Is football hooliganism on the rise because of the distance between fans and clubs?

Just shy of 2,000 fans were arrested on football-related charges during the 2015/16 season. And in the grand scheme of things, it seems like a small number, however, that was the first rise in arrests for three years.

Of the Premier League incidents, Manchester City fans made up the largest number of arrests with 66 of the Premier League’s 707.

Are the Citizens, for all their money and swashbuckling signings, a club with a fan base still connected deeply with their Manchester roots, the footballing roots of the 1970s and 80s? The roots that saw English clubs banned from European competitions due to the tragic events that happened on 29th May 1985 in the Heysel Stadium, Brussels, Belgium.

But what makes those involved with such incidents at Heysel, Hillsborough and even the scenes that were all over social media during Euro 2016, justify everything from the victims to the broken bones, cuts and bruises they’ll pick up along the way?

“For the one day it does happen, it does go right, it does go off, it’s top. And that’s worthwhile for all the shit days it doesn’t.”

Carl Moran, Manchester City Hooligan

It’s clear how Manchester City are just one of many of clubs that have a problem with hooliganism in the top flight of English football, and although small numbers, the increase is concerning; are the fans fighting back?

It’s fair to say that the Citizens have undergone the biggest transformation in any clubs’ Premier League’s history; from 1996 to 2000 the Citizens weren’t even a Premier League team and that club of Shaun Goater, Jeff Whitley and Richard Edghill is unrecognisable less than two decades on.

Perhaps hooliganism is a way for fans who remember Manchester City starting with Paul Dickov upfront to still feel connected with the club? Still feel part of the biggest influence in their life that has outgrown them, but they’ve not outgrown it.

“United is more of a club for England; they have fans all over. Whereas, City is more local.”

Carl Moran, Manchester City Hooligan

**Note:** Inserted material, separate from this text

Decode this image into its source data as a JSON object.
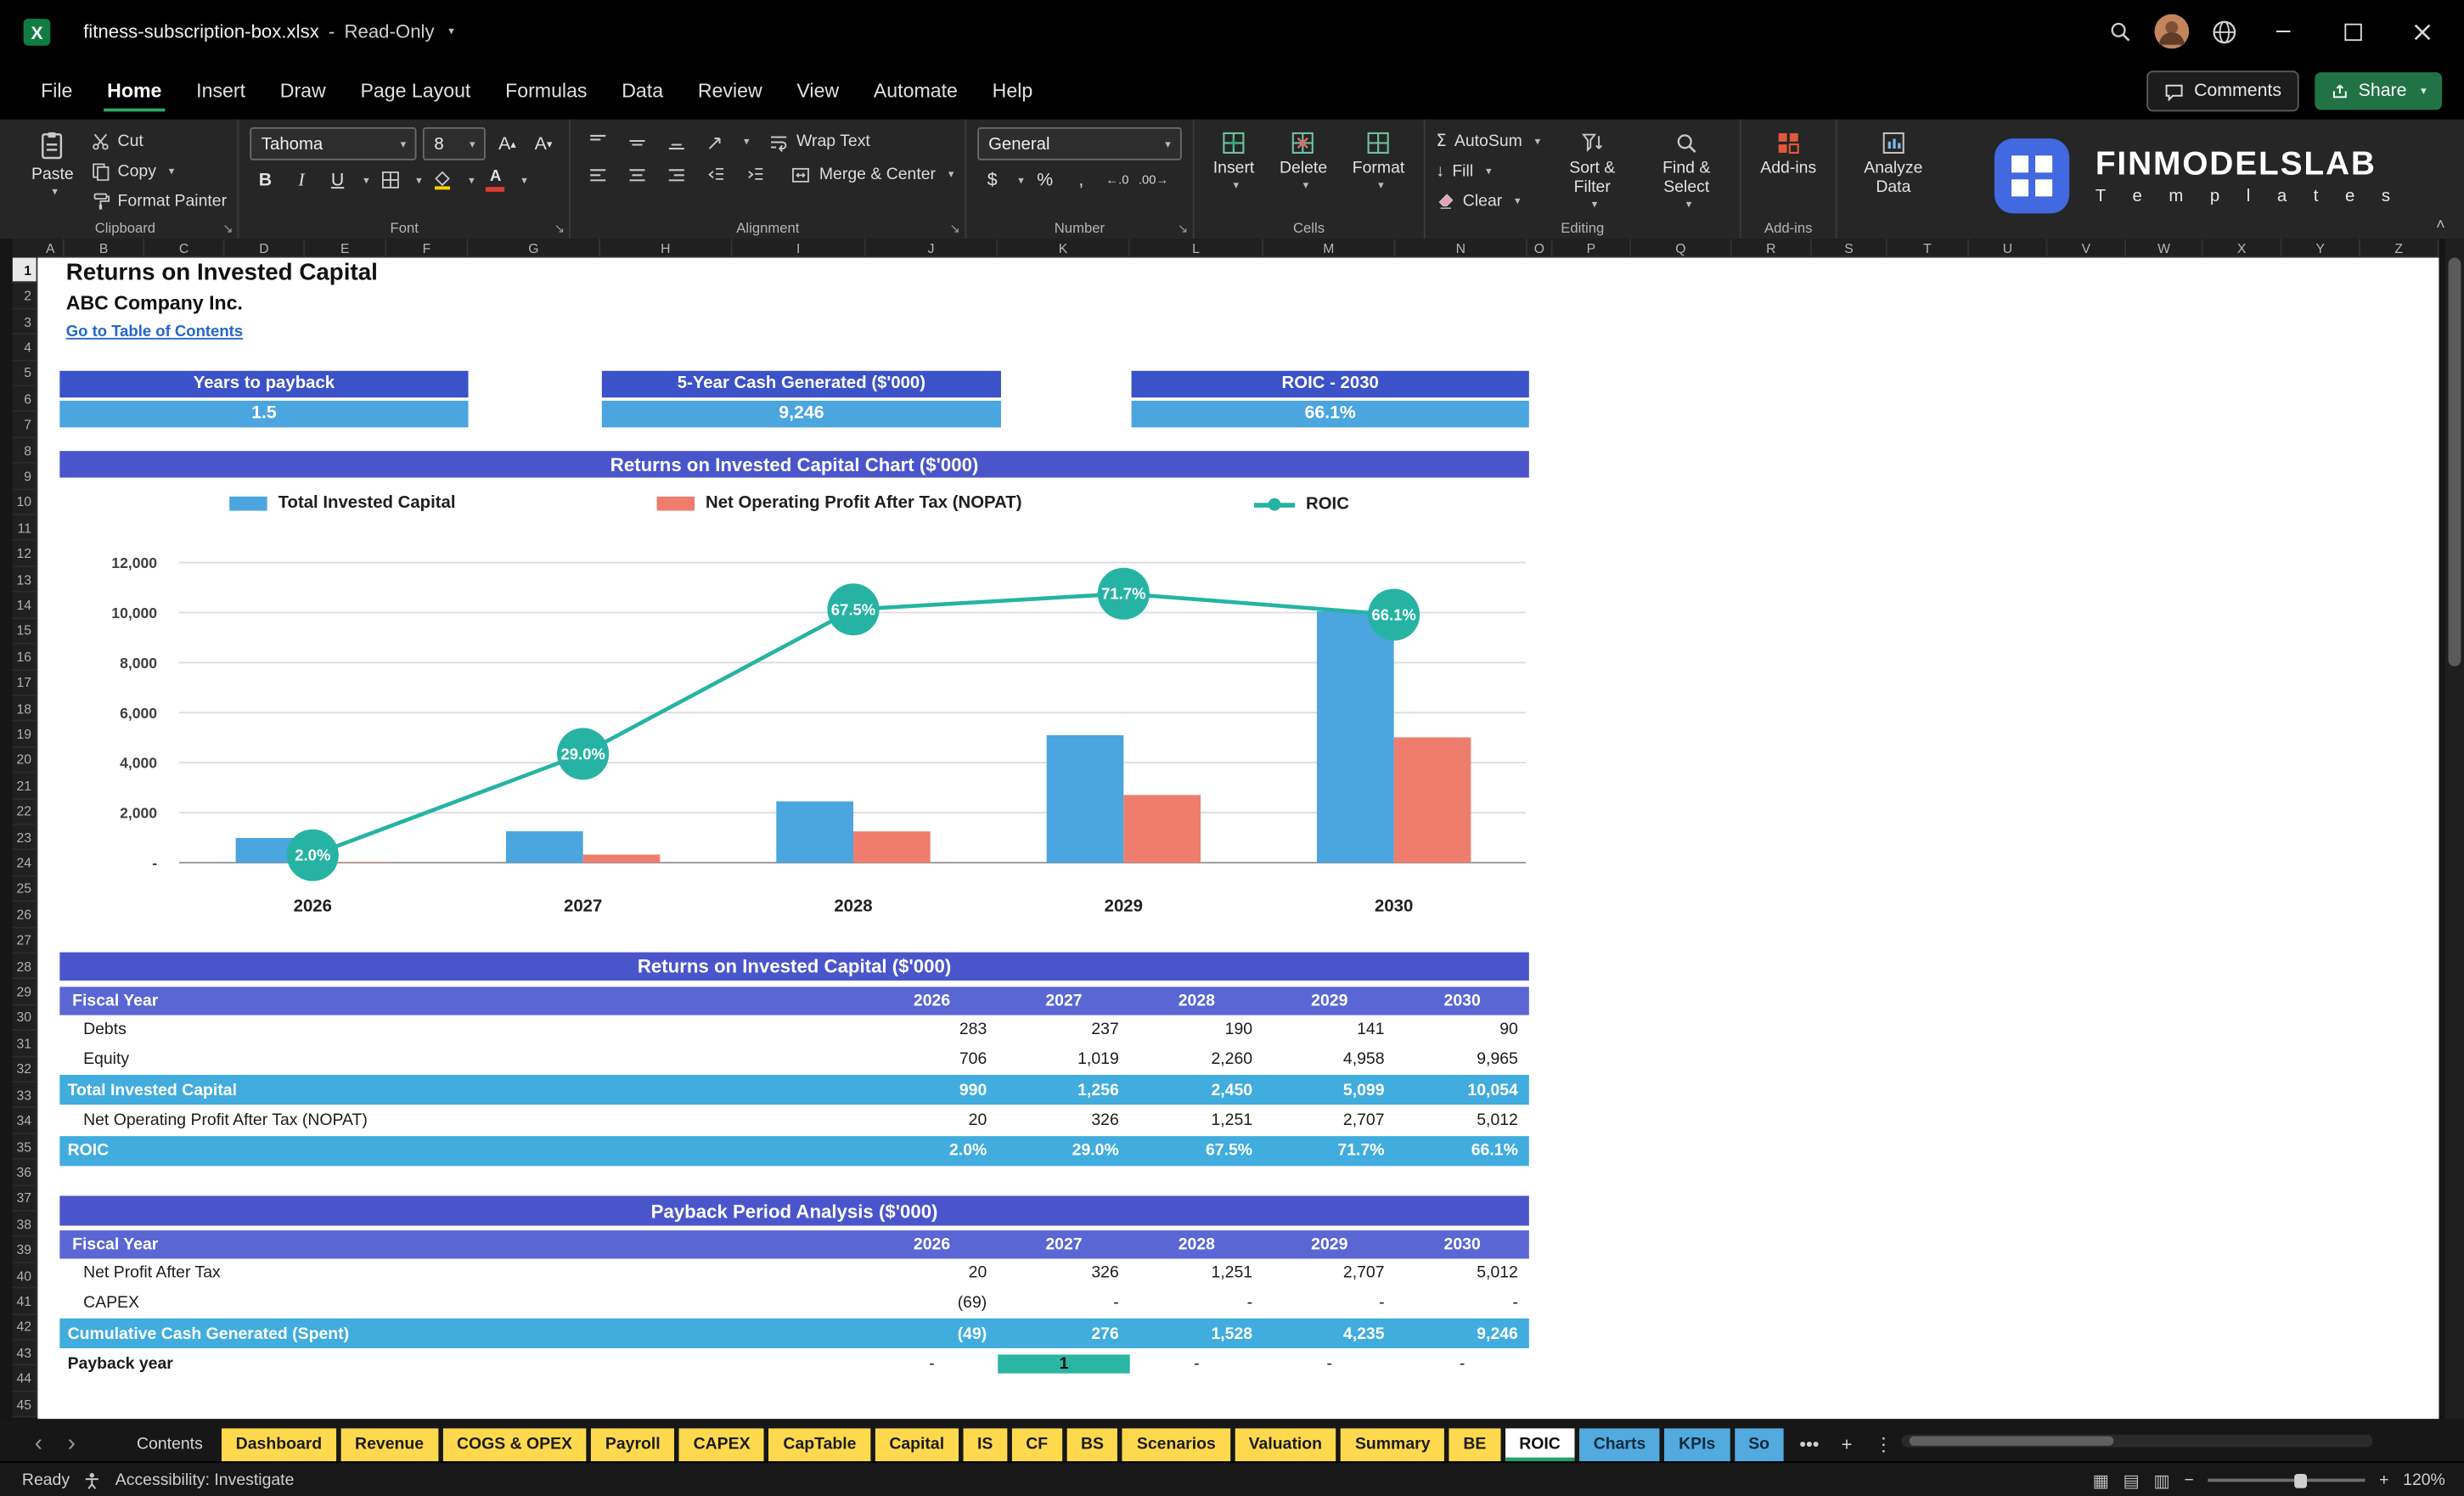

The justification is never there for violence, but how else can fans get heard or noticed, nowadays? No fan ever outgrows the excitement of passing their club’s icons in the street, whether it’s Danny Tiatto or David Silva; no fan ever loses those pre-match goosebumps as they take the walk up the stairs to their seat.

But those core values to fans are no longer core values to clubs. Premier League teams don’t care if they can’t fill the stadium on big nights, because they don’t care if the fans are there or not.

Accepting football clubs are businesses is a bitter pill for any fan to swallow. And those who can’t swallow it, it seems find the attachment to their club through violence.

It’s easy to blame those involved. But the clubs have sidelined the fans, the very people that clubs’ foundations are built upon; but how long can they ignore them and the trouble going on outside the ground?

Like most modern day situations, the establishment are to blame but it’s easier to kick the little guy.